Tonga Military

Tonga is a country located in the South Pacific Ocean and is known for its strong military and defense. The Tongan Defence Services (TDS) is the military branch of the country and consists of three branches: Army, Navy, and Air Force. The total active personnel stands at around 1,200 with an additional reserve force of around 1,000 personnel. Tonga has a lower defense budget compared to its GDP as it spends about 3.2% of its GDP on defense. The country also imports weapons from countries such as Australia, New Zealand, China, and India. Tonga also has strong ties with other countries in the region such as Samoa which allows them to cooperate militarily when needed. As a result of this strong military presence in the region Tonga has become an important regional player in security issues and is able to maintain peace and stability within the South Pacific effectively. See naturegnosis to learn more about the country of Tonga.


Tonga (2009) has no military means to support its security. To see related acronyms about this country, please check ABBREVIATIONFINDER where you can see that TON stands for Tonga.

Tonga Army

In February 2004, Bogdonoff agreed to pay $ 1 million. US $ to bring his balance with Tonga out of the world.

In May, the national airline, Royal Tongan Airlines, closed, as it did not have enough finances to pay for necessary repairs to the company’s aircraft.

In a surprising political maneuver, Ata ‘Ulukalala announced in November the extension of the 2-member government from March 2005.

In the March 2005 parliamentary elections – in which only 33 noblemen had the right to vote – nine of them were elected to parliament. It is already divided into three with 12 ministers appointed by the king, 9 representatives of the people 9 for the nobility. Seven of the nobility’s 9 seats went to sympathizers with the pro-democracy movement.

A strike among public servants demanding wage increases paralyzed the country in July-August 2005, and was also marked by violent clashes between protesters and police in the capital. Despite an agreement with the government in early September, the demonstrations continued anyway, but now with demands for democratic reforms.

  • COUNTRYAAH: Do you know where is Tonga on the world map? Come to see the location and all bordering countries of Tonga.

After a decade of negotiations, Tonga was admitted to the WTO in December.
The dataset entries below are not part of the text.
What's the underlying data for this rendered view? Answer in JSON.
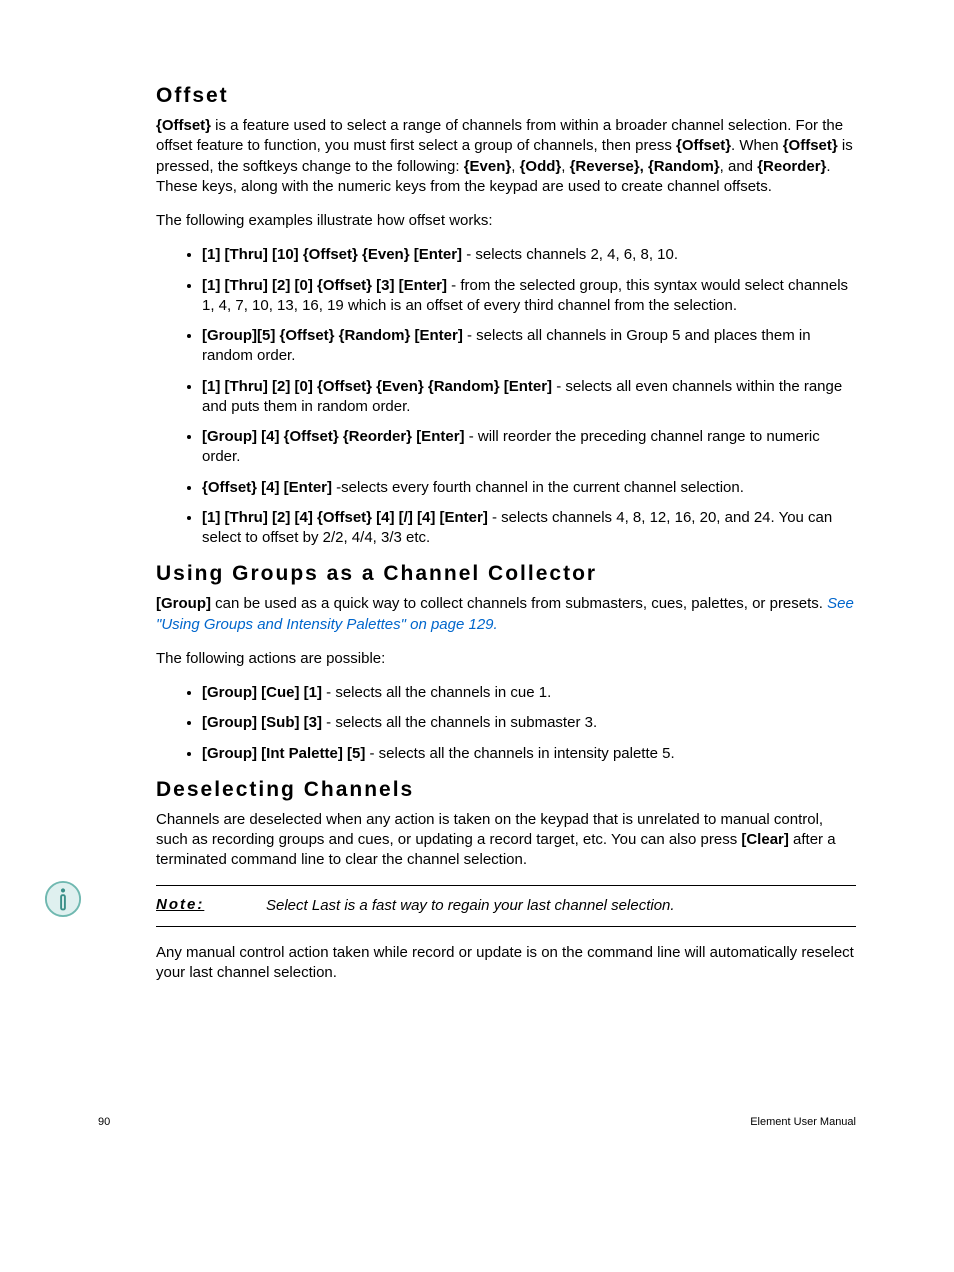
{
  "sections": {
    "offset": {
      "heading": "Offset",
      "p1_parts": [
        {
          "b": true,
          "t": "{Offset}"
        },
        {
          "b": false,
          "t": " is a feature used to select a range of channels from within a broader channel selection. For the offset feature to function, you must first select a group of channels, then press "
        },
        {
          "b": true,
          "t": "{Offset}"
        },
        {
          "b": false,
          "t": ". When "
        },
        {
          "b": true,
          "t": "{Offset}"
        },
        {
          "b": false,
          "t": " is pressed, the softkeys change to the following: "
        },
        {
          "b": true,
          "t": "{Even}"
        },
        {
          "b": false,
          "t": ", "
        },
        {
          "b": true,
          "t": "{Odd}"
        },
        {
          "b": false,
          "t": ", "
        },
        {
          "b": true,
          "t": "{Reverse}, {Random}"
        },
        {
          "b": false,
          "t": ", and "
        },
        {
          "b": true,
          "t": "{Reorder}"
        },
        {
          "b": false,
          "t": ". These keys, along with the numeric keys from the keypad are used to create channel offsets."
        }
      ],
      "p2": "The following examples illustrate how offset works:",
      "bullets": [
        {
          "bold": "[1] [Thru] [10] {Offset} {Even} [Enter]",
          "rest": " - selects channels 2, 4, 6, 8, 10."
        },
        {
          "bold": "[1] [Thru] [2] [0] {Offset} [3] [Enter]",
          "rest": " - from the selected group, this syntax would select channels 1, 4, 7, 10, 13, 16, 19 which is an offset of every third channel from the selection."
        },
        {
          "bold": "[Group][5] {Offset} {Random} [Enter]",
          "rest": " - selects all channels in Group 5 and places them in random order."
        },
        {
          "bold": "[1] [Thru] [2] [0] {Offset} {Even} {Random} [Enter]",
          "rest": " - selects all even channels within the range and puts them in random order."
        },
        {
          "bold": "[Group] [4] {Offset} {Reorder} [Enter]",
          "rest": " - will reorder the preceding channel range to numeric order."
        },
        {
          "bold": "{Offset} [4] [Enter]",
          "rest": " -selects every fourth channel in the current channel selection."
        },
        {
          "bold": "[1] [Thru] [2] [4] {Offset} [4] [/] [4] [Enter]",
          "rest": " - selects channels 4, 8, 12, 16, 20, and 24. You can select to offset by 2/2, 4/4, 3/3 etc."
        }
      ]
    },
    "groups": {
      "heading": "Using Groups as a Channel Collector",
      "p1_prefix_bold": "[Group]",
      "p1_mid": " can be used as a quick way to collect channels from submasters, cues, palettes, or presets. ",
      "p1_link": "See \"Using Groups and Intensity Palettes\" on page 129.",
      "p2": "The following actions are possible:",
      "bullets": [
        {
          "bold": "[Group] [Cue] [1]",
          "rest": " - selects all the channels in cue 1."
        },
        {
          "bold": "[Group] [Sub] [3]",
          "rest": " - selects all the channels in submaster 3."
        },
        {
          "bold": "[Group] [Int Palette] [5]",
          "rest": " - selects all the channels in intensity palette 5."
        }
      ]
    },
    "deselect": {
      "heading": "Deselecting Channels",
      "p1_pre": "Channels are deselected when any action is taken on the keypad that is unrelated to manual control, such as recording groups and cues, or updating a record target, etc. You can also press ",
      "p1_bold": "[Clear]",
      "p1_post": " after a terminated command line to clear the channel selection.",
      "note_label": "Note:",
      "note_text": "Select Last is a fast way to regain your last channel selection.",
      "p2": "Any manual control action taken while record or update is on the command line will automatically reselect your last channel selection."
    }
  },
  "footer": {
    "page": "90",
    "title": "Element User Manual"
  }
}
The organization’s secretary general Pascal Lamy stated that it would continue its work towards “an efficient integration of small economies like Tongas into the organization’s work”. The formal accession to the WTO took place in July 2007.

As a result of the popular protests demanding reform and greater openness from the royal family, Prince Ulukalala Lavaka Ata resigned from the post of prime minister, and for the first time in the country’s history elections were held. It was won by Feleti Sevele, who in March 2006 took over the post.

King Tupou was crowned on August 1, 2008. Three days earlier, he transferred part of his power to Prime Minister Sevele as part of the 2010 transition to parliamentaryism.

In 2010, the Brigadier General and Commander-in-Chief of the country’s armed forces, Tauʻaika ʻUtaʻatu, signed an agreement in London pledging 200 soldiers to the UK Occupation Force in Afghanistan (ISAF). Tonga has also provided soldiers and police to the Bougainville conflict, Papua New Guinea conflicts and to the Australian-led RAMSI force in the Solomon Islands. A parade was held for the ISAF soldiers when they returned to Tonga in April 2014.

In December 2010, Sialeʻataongo Tuʻivakanō was elected prime minister by secret ballot, receiving 14 votes against his opponent’s 2. It was the first time in the country’s history that the prime minister was not nominated by the king but by secret ballot.